There are a lot of different reasons for belonging to our tribes.
We may be born into them, or we may choose to join them over a shared interest, belief, or purpose. Whatever the reason, it’s important to recognize that you’re part of them. It’s important because your tribes affect you in profound ways.
Your tribes can give you a great sense of security. If you belong to a labor union and your employer threatens to fire you, you expect the union to stand by you and protect you. If you’re a kid in school who’s scared of being bullied by another kid, you know you can hang out with your friend tribe at recess for protection.
Another thing we get from our tribes is a guide as to how we should look, think, talk, and act. It can be a relief not to always be your own expert; you can ask your tribe to be your expert. If you’re in high school and a new kid joins your class, you don’t have to decide for yourself if you’re going to be friends with that person. You can just wait and see how your tribe of friends treats the new kid and follow their lead.
You can depend on your tribes to guide you in every aspect of your life.

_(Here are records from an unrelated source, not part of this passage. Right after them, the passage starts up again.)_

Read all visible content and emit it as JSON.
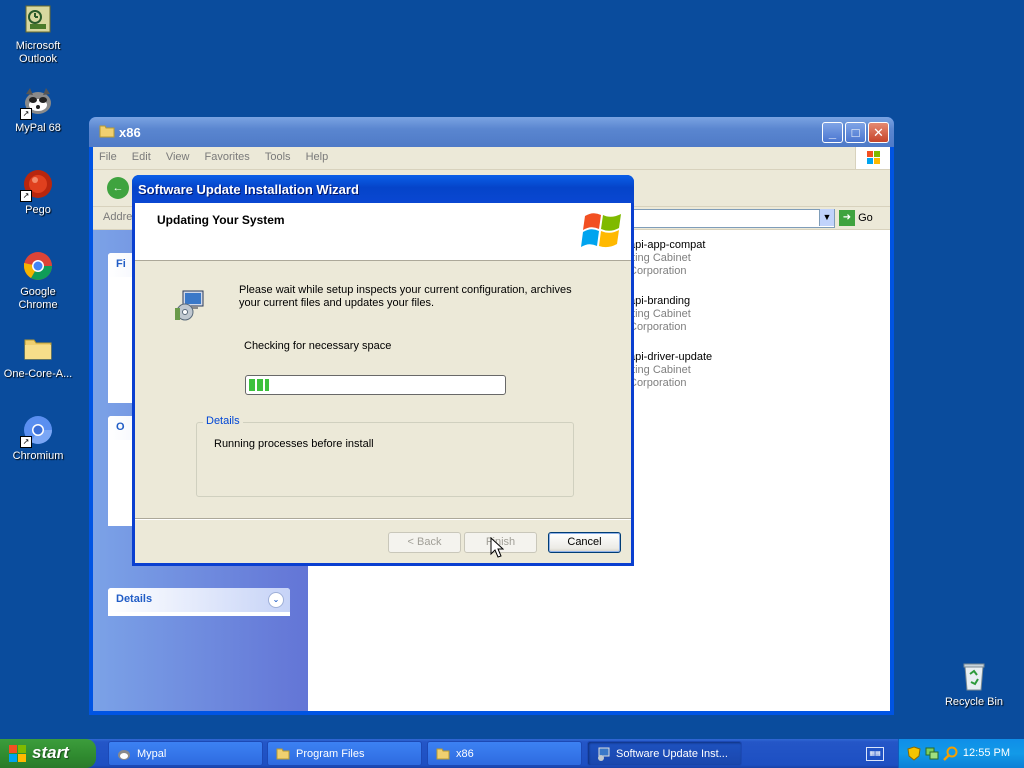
{
  "desktop": {
    "icons": [
      {
        "label": "Microsoft Outlook",
        "icon": "outlook-icon"
      },
      {
        "label": "MyPal 68",
        "icon": "mypal-icon"
      },
      {
        "label": "Pego",
        "icon": "pego-icon"
      },
      {
        "label": "Google Chrome",
        "icon": "chrome-icon"
      },
      {
        "label": "One-Core-A...",
        "icon": "folder-icon"
      },
      {
        "label": "Chromium",
        "icon": "chromium-icon"
      },
      {
        "label": "Recycle Bin",
        "icon": "recycle-bin-icon"
      }
    ]
  },
  "explorer": {
    "title": "x86",
    "menu": [
      "File",
      "Edit",
      "View",
      "Favorites",
      "Tools",
      "Help"
    ],
    "address_label": "Addre",
    "go_label": "Go",
    "side_panels": [
      {
        "label": "Fi"
      },
      {
        "label": "O"
      },
      {
        "label": "Details"
      }
    ],
    "files": [
      {
        "name": "api-app-compat",
        "type": "tting Cabinet",
        "company": "Corporation"
      },
      {
        "name": "api-branding",
        "type": "tting Cabinet",
        "company": "Corporation"
      },
      {
        "name": "api-driver-update",
        "type": "tting Cabinet",
        "company": "Corporation"
      }
    ]
  },
  "wizard": {
    "title": "Software Update Installation Wizard",
    "header_title": "Updating Your System",
    "description": "Please wait while setup inspects your current configuration, archives your current files and updates your files.",
    "status": "Checking for necessary space",
    "progress_fraction": 0.08,
    "details_label": "Details",
    "details_text": "Running processes before install",
    "buttons": {
      "back": "< Back",
      "finish": "Finish",
      "cancel": "Cancel"
    }
  },
  "taskbar": {
    "start_label": "start",
    "tasks": [
      {
        "label": "Mypal",
        "active": false
      },
      {
        "label": "Program Files",
        "active": false
      },
      {
        "label": "x86",
        "active": false
      },
      {
        "label": "Software Update Inst...",
        "active": true
      }
    ],
    "clock": "12:55 PM"
  },
  "colors": {
    "desktop": "#0a4c9d",
    "titlebar": "#0544c9",
    "progress": "#3cc13c"
  }
}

You can look to other tribal members and pattern yourself after them. You can use their guidance to decide how much money you should make, what kind of house you should buy, and even how many children you should have. They’ll tell you what you should eat and drink. Should you eat only organic or is processed food acceptable? Should you drink alcohol or be a teetotaler? Look to your fellow tribal members, and they’ll let you know.
If you think about it, it’s almost overwhelming how much input your tribes will give you about how you should live your life. How many hours should you work? How should you spend your free time? What kind of hobbies should you have? What types of books should you read? What sports should you play? When you have a decision to make, it can be easy to let your tribes tell you what to do.
But like with so many things in life, there’s often a bad side to tribes.
To learn more about the light and dark side of tribes, enroll in my online course. You can also sign up for a free preview of 4 lessons including this lesson about tribes. Click here for more information.